Partly due to globalization and technology, the wages of less-skilled, less-educated men have been falling. Simply put, that makes them less willing to get off the couch, particularly if finding a job demands running a gauntlet of on-line applications or requires a move or a long commute or surrendering government benefits. The surest way to put the most employable of these men back to work would be a stronger economy in which jobs were more plentiful and employers couldn’t be so picky about filling openings. Economists’ research suggests that higher wages, particularly for low-end jobs, would lure more men off the sidelines ... With jobs as scarce as they are today, the bulk of the evidence suggests unemployment benefits aren’t a major factor in depressing the number of men who have jobs. Harvard’s Lawrence Katz argues that collecting unemployment compensation helps individuals consider themselves as men who’ll go back to work someday, as opposed to being retired or permanently out of the job market.
Frances Coppola remarks on Wessel's post:
Male employment has been falling more-or-less steadily since the 1960s. One in six men are inactive, not because of the recent recession, but because of some kind of secular trend that we have not clearly identified. Wessel suggests that disability payments may be part of the problem. [But] the proportion of men with a disability who are working has fallen since 2008:

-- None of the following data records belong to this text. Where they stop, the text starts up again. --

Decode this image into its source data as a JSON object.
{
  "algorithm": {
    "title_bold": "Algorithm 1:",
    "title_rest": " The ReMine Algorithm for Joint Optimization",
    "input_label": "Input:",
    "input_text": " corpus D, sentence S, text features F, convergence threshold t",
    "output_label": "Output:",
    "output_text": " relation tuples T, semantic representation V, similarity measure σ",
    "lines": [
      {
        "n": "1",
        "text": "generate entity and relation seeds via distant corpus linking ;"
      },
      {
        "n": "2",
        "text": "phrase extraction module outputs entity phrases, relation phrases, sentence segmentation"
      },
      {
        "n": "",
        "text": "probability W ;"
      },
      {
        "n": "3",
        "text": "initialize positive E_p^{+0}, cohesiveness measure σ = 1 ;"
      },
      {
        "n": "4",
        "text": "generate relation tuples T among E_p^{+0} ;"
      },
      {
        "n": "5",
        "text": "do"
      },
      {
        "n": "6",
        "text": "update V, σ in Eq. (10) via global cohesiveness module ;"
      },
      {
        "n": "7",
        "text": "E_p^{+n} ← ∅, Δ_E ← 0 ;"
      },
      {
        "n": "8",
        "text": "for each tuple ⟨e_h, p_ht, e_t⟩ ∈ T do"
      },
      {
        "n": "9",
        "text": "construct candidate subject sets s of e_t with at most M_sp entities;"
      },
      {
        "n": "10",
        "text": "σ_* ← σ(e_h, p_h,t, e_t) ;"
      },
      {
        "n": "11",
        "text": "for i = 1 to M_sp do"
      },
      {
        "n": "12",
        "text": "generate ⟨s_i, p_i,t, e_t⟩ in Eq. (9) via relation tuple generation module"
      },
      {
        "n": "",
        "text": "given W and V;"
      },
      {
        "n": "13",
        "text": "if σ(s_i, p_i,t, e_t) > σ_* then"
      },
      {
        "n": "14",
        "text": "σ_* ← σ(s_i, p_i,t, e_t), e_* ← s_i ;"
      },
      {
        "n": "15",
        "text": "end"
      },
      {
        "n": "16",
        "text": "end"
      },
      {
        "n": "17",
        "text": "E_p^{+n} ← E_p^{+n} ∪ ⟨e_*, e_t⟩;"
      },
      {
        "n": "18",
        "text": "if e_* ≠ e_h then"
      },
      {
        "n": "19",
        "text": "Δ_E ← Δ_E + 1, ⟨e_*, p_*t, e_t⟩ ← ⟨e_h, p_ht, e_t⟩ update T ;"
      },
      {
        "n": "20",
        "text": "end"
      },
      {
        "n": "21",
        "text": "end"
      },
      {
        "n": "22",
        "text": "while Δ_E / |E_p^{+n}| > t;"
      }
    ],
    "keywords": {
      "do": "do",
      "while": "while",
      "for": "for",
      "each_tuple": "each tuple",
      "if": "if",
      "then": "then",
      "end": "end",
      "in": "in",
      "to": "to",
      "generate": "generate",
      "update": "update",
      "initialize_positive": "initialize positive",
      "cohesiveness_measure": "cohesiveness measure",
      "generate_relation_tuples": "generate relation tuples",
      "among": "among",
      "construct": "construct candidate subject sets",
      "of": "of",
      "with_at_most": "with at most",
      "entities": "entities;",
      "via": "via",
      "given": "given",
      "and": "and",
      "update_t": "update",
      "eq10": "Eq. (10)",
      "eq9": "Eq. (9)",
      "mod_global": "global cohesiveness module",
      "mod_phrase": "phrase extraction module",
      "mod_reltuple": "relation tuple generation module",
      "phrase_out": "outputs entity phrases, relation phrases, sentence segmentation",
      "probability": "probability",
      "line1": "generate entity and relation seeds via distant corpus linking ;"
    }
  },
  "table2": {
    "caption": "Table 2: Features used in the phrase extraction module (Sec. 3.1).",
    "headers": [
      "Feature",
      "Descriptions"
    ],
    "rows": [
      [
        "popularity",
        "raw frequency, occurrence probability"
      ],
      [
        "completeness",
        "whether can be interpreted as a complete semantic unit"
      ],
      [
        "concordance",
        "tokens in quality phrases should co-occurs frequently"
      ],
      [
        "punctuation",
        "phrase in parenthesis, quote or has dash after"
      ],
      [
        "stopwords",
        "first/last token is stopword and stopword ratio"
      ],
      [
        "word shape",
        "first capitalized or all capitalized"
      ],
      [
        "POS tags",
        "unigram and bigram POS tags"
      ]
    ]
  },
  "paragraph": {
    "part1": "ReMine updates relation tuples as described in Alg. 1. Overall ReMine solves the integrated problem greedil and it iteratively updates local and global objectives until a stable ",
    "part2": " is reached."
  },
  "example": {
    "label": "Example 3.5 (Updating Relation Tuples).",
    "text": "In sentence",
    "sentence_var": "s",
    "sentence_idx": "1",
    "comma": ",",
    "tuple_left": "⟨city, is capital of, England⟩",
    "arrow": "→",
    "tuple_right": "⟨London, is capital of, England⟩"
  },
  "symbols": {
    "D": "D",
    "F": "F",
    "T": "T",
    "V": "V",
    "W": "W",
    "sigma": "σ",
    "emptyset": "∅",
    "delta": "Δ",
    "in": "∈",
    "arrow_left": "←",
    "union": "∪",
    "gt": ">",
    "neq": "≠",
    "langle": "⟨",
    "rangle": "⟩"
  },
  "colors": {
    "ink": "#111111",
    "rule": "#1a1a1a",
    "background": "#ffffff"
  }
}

Frances Coppola goes on to say:
But it is hard to argue that the reason is over-generous disability benefits. It seems more likely that in a slack labor market, men with disabilities simply find it harder to find work ...Wessel argues that a bigger problem is that employers are not paying high enough wages to attract men, so they aren’t bothering to look for work. Therefore, he argues, the minimum wage should be raised and/or in-work benefits should be increased so that men’s incomes are high enough to make them want to work ... By all means, increase the minimum wage and raise Earned Income Tax Credit. Or better still, introduce a basic income ... I don’t think wage rates are the primary cause of declining male employment. The real issue is the changing nature of work. Western economies are moving from a production-dominated model to a services-dominated model, and employers in [low-wage] service industries often prefer to employ women.
Charts below for your information:

* An early post I did: 8 Million Jobs Short, 6 Million Missing Workers (I posted this just for the sake of argument, to show other numbers from the Economic Policy Institute...numbers I believe are far too conservative.)

1 comment:

  1. UPDATE from the New York Fed

    The Job-Finding Rate

    "The job-finding rate is still substantially below its pre-recession levels, suggesting that it is still difficult for the unemployed to find work ...both the vacancy-to-unemployment ratio and matching efficiency declined during the Great Recession and have not recovered since ... the most important factor in the low job-finding rate is the persistently low level of vacancies per unemployed."